About this exercise
Emit the data below verbatim, stripping out any pictures.

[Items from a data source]
# # # #

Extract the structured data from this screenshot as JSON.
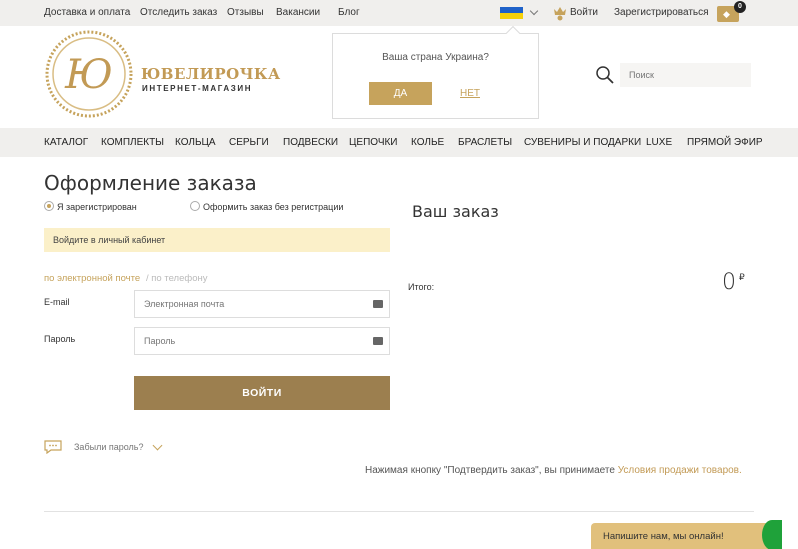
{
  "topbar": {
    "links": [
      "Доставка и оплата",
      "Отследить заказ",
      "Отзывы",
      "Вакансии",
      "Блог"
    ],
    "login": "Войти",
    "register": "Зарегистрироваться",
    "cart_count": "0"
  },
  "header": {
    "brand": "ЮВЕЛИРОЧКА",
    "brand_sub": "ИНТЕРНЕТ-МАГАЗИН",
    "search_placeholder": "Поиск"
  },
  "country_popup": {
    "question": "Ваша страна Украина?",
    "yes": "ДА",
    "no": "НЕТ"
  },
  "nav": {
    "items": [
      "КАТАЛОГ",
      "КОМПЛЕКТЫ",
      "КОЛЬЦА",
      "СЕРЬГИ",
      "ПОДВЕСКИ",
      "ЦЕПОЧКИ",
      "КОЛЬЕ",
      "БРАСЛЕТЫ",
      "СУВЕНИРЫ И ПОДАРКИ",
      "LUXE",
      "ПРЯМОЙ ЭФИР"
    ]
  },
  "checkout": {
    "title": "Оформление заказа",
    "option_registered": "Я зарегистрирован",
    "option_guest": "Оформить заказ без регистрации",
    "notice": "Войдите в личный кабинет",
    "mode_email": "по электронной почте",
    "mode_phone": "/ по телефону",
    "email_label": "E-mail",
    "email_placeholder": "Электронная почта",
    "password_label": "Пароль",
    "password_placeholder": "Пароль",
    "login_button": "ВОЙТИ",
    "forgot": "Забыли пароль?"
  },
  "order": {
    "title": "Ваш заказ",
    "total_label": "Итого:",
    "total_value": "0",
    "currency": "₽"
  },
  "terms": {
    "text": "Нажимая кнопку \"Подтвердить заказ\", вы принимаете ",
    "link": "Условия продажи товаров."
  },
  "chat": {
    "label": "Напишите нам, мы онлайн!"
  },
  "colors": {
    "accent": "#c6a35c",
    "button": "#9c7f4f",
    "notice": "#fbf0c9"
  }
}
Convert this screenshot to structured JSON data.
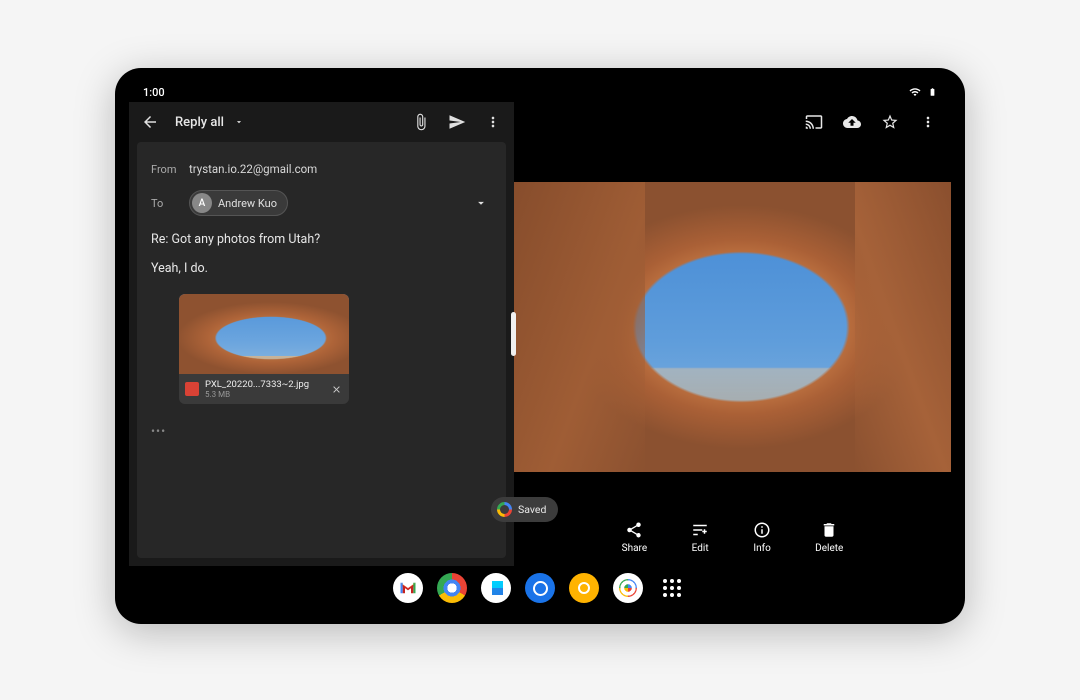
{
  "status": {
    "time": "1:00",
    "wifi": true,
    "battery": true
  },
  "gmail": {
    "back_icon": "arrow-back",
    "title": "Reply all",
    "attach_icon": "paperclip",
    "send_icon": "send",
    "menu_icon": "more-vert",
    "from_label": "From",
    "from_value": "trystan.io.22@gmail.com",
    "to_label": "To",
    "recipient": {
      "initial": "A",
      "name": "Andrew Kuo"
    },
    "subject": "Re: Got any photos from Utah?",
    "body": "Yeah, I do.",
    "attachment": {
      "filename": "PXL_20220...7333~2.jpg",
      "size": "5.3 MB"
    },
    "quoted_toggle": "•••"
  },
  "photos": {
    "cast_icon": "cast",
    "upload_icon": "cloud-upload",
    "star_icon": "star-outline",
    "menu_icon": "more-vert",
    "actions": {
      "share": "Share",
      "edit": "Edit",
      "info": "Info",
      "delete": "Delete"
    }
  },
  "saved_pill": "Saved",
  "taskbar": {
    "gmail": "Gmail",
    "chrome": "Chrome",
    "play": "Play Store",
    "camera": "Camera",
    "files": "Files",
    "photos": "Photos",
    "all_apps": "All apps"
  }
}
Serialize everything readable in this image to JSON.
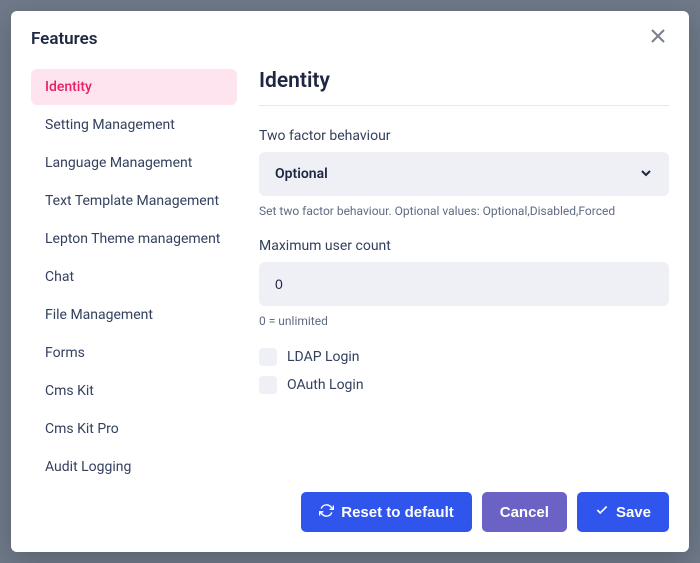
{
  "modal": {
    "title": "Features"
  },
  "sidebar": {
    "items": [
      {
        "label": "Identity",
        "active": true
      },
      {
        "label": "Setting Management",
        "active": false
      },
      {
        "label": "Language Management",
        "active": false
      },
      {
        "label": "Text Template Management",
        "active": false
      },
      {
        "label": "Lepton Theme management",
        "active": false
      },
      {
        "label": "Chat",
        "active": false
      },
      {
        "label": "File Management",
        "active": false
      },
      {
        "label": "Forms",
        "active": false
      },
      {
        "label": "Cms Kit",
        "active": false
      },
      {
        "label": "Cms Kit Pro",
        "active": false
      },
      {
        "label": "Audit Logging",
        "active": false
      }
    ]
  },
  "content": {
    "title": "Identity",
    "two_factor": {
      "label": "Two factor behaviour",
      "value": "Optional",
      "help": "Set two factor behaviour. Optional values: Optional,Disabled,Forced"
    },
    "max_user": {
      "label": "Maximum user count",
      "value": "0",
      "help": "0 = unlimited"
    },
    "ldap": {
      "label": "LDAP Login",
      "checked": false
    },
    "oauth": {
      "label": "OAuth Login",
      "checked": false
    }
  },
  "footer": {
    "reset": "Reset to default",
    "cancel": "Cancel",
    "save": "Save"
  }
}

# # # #

Your solution
Extract the structured data from this screenshot as JSON.
{
  "topbar": {
    "links": [
      "Доставка и оплата",
      "Отследить заказ",
      "Отзывы",
      "Вакансии",
      "Блог"
    ],
    "login": "Войти",
    "register": "Зарегистрироваться",
    "cart_count": "0"
  },
  "header": {
    "brand": "ЮВЕЛИРОЧКА",
    "brand_sub": "ИНТЕРНЕТ-МАГАЗИН",
    "search_placeholder": "Поиск"
  },
  "country_popup": {
    "question": "Ваша страна Украина?",
    "yes": "ДА",
    "no": "НЕТ"
  },
  "nav": {
    "items": [
      "КАТАЛОГ",
      "КОМПЛЕКТЫ",
      "КОЛЬЦА",
      "СЕРЬГИ",
      "ПОДВЕСКИ",
      "ЦЕПОЧКИ",
      "КОЛЬЕ",
      "БРАСЛЕТЫ",
      "СУВЕНИРЫ И ПОДАРКИ",
      "LUXE",
      "ПРЯМОЙ ЭФИР"
    ]
  },
  "checkout": {
    "title": "Оформление заказа",
    "option_registered": "Я зарегистрирован",
    "option_guest": "Оформить заказ без регистрации",
    "notice": "Войдите в личный кабинет",
    "mode_email": "по электронной почте",
    "mode_phone": "/ по телефону",
    "email_label": "E-mail",
    "email_placeholder": "Электронная почта",
    "password_label": "Пароль",
    "password_placeholder": "Пароль",
    "login_button": "ВОЙТИ",
    "forgot": "Забыли пароль?"
  },
  "order": {
    "title": "Ваш заказ",
    "total_label": "Итого:",
    "total_value": "0",
    "currency": "₽"
  },
  "terms": {
    "text": "Нажимая кнопку \"Подтвердить заказ\", вы принимаете ",
    "link": "Условия продажи товаров."
  },
  "chat": {
    "label": "Напишите нам, мы онлайн!"
  },
  "colors": {
    "accent": "#c6a35c",
    "button": "#9c7f4f",
    "notice": "#fbf0c9"
  }
}
Convert this screenshot to structured JSON data.
{
  "status": {
    "time": "1:00",
    "wifi": true,
    "battery": true
  },
  "gmail": {
    "back_icon": "arrow-back",
    "title": "Reply all",
    "attach_icon": "paperclip",
    "send_icon": "send",
    "menu_icon": "more-vert",
    "from_label": "From",
    "from_value": "trystan.io.22@gmail.com",
    "to_label": "To",
    "recipient": {
      "initial": "A",
      "name": "Andrew Kuo"
    },
    "subject": "Re: Got any photos from Utah?",
    "body": "Yeah, I do.",
    "attachment": {
      "filename": "PXL_20220...7333~2.jpg",
      "size": "5.3 MB"
    },
    "quoted_toggle": "•••"
  },
  "photos": {
    "cast_icon": "cast",
    "upload_icon": "cloud-upload",
    "star_icon": "star-outline",
    "menu_icon": "more-vert",
    "actions": {
      "share": "Share",
      "edit": "Edit",
      "info": "Info",
      "delete": "Delete"
    }
  },
  "saved_pill": "Saved",
  "taskbar": {
    "gmail": "Gmail",
    "chrome": "Chrome",
    "play": "Play Store",
    "camera": "Camera",
    "files": "Files",
    "photos": "Photos",
    "all_apps": "All apps"
  }
}
Serialize everything readable in this image to JSON.
{
  "modal": {
    "title": "Features"
  },
  "sidebar": {
    "items": [
      {
        "label": "Identity",
        "active": true
      },
      {
        "label": "Setting Management",
        "active": false
      },
      {
        "label": "Language Management",
        "active": false
      },
      {
        "label": "Text Template Management",
        "active": false
      },
      {
        "label": "Lepton Theme management",
        "active": false
      },
      {
        "label": "Chat",
        "active": false
      },
      {
        "label": "File Management",
        "active": false
      },
      {
        "label": "Forms",
        "active": false
      },
      {
        "label": "Cms Kit",
        "active": false
      },
      {
        "label": "Cms Kit Pro",
        "active": false
      },
      {
        "label": "Audit Logging",
        "active": false
      }
    ]
  },
  "content": {
    "title": "Identity",
    "two_factor": {
      "label": "Two factor behaviour",
      "value": "Optional",
      "help": "Set two factor behaviour. Optional values: Optional,Disabled,Forced"
    },
    "max_user": {
      "label": "Maximum user count",
      "value": "0",
      "help": "0 = unlimited"
    },
    "ldap": {
      "label": "LDAP Login",
      "checked": false
    },
    "oauth": {
      "label": "OAuth Login",
      "checked": false
    }
  },
  "footer": {
    "reset": "Reset to default",
    "cancel": "Cancel",
    "save": "Save"
  }
}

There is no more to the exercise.